The video is called “The Future Belongs to the Curious,” and it celebrates how we are all programmed with curiosity from birth. This curiosity drives us to do amazing things, and those of us who can hold on to it throughout life have a competitive advantage. As a parent, the celebration of learning for its own sake is definitely something I can get behind
When I watched this, I couldn’t help but relate it to an article that recently ran in The Atlantic, “The Freelance Surge is the Industrial Revolution of Our Time,” which explored how the surging independent workforce is changing the way people view career paths. Skillshare and sites like it are helping this boom along, because they allow anyone with an idea of what they want to do to learn how to do it, regardless of education or background. It really is a life-hacking age, and those who are willing to think outside the box – those who are curious, in Skillshare’s terminology – are going to continue to have a competitive advantage over others.
The trend has made me wonder how to set our son up for success in a time when traditional forms of education are becoming both very needed and increasingly irrelevant. It’s hard to get anywhere career-wise in the United States anymore without a college education – that is, if you’re looking for a traditional nine-to-five job. If you want to freelance, however, you have many more options. In fact, I know many people who received their college degrees only to go into a freelancing in a technical field that had nothing to do with their education.
In the last few years, I’ve been conflicted about the role of higher education in the workforce. As someone who received both a bachelor’s and a master’s degree, it obviously played a big role in my life, and helped to set me up for success. I also feel like it has made me a more well-rounded person and global citizen. After all, when else is one going to study Middle Eastern History in order to understand geopolitical conflicts if not in college?
But I’m very sympathetic to the burgeoning entrepreneurial cultural that says you can make something of yourself without going through the usual hoops. Part of the reason is that I’m still paying off my student loans, and will be for some time. With higher education costs going nowhere but up, forcing my son down the same path is beginning to seem antiquated.

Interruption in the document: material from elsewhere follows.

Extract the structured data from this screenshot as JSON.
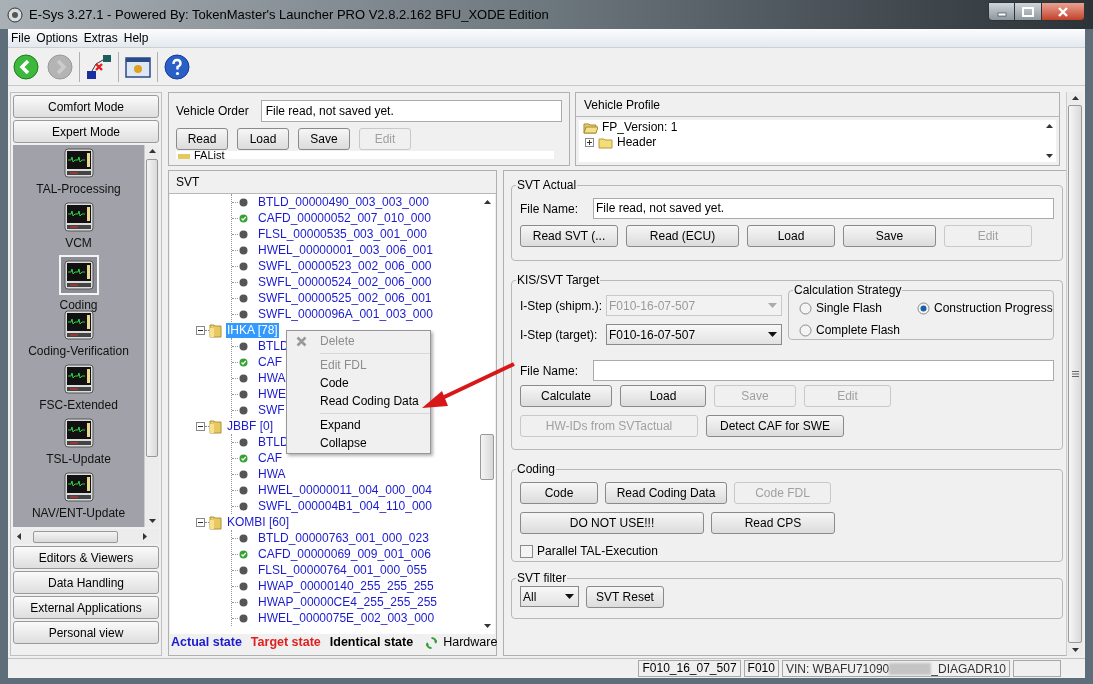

I think the answer, for us at least, is going to be what Skillshare celebrates: curiosity. Curiosity can be explored both inside the higher education world and outside. I enjoyed exploring it within, and wouldn’t change my experience for anything. But if Miles wants to experience it outside of the traditional college experience, or with a mix of traditional education and personal exploration, I would support him.
The important thing is that Miles is a life-long learner. Curiosity means that he should be always seeking more knowledge – not to prove anything to anyone, but for the enjoyment of knowledge itself.
What about you? How are you setting your children up for success in the new economy? How are you making them life-long learners?
Caleb Gardner is an amateur father and husband who writes at The Exceptional Man and dabbles in photography, design, and music. When listening to the cacophony of modern-day America, Caleb prefers a side of Scotch. He calls Chicago home, and in winter, less-nice things.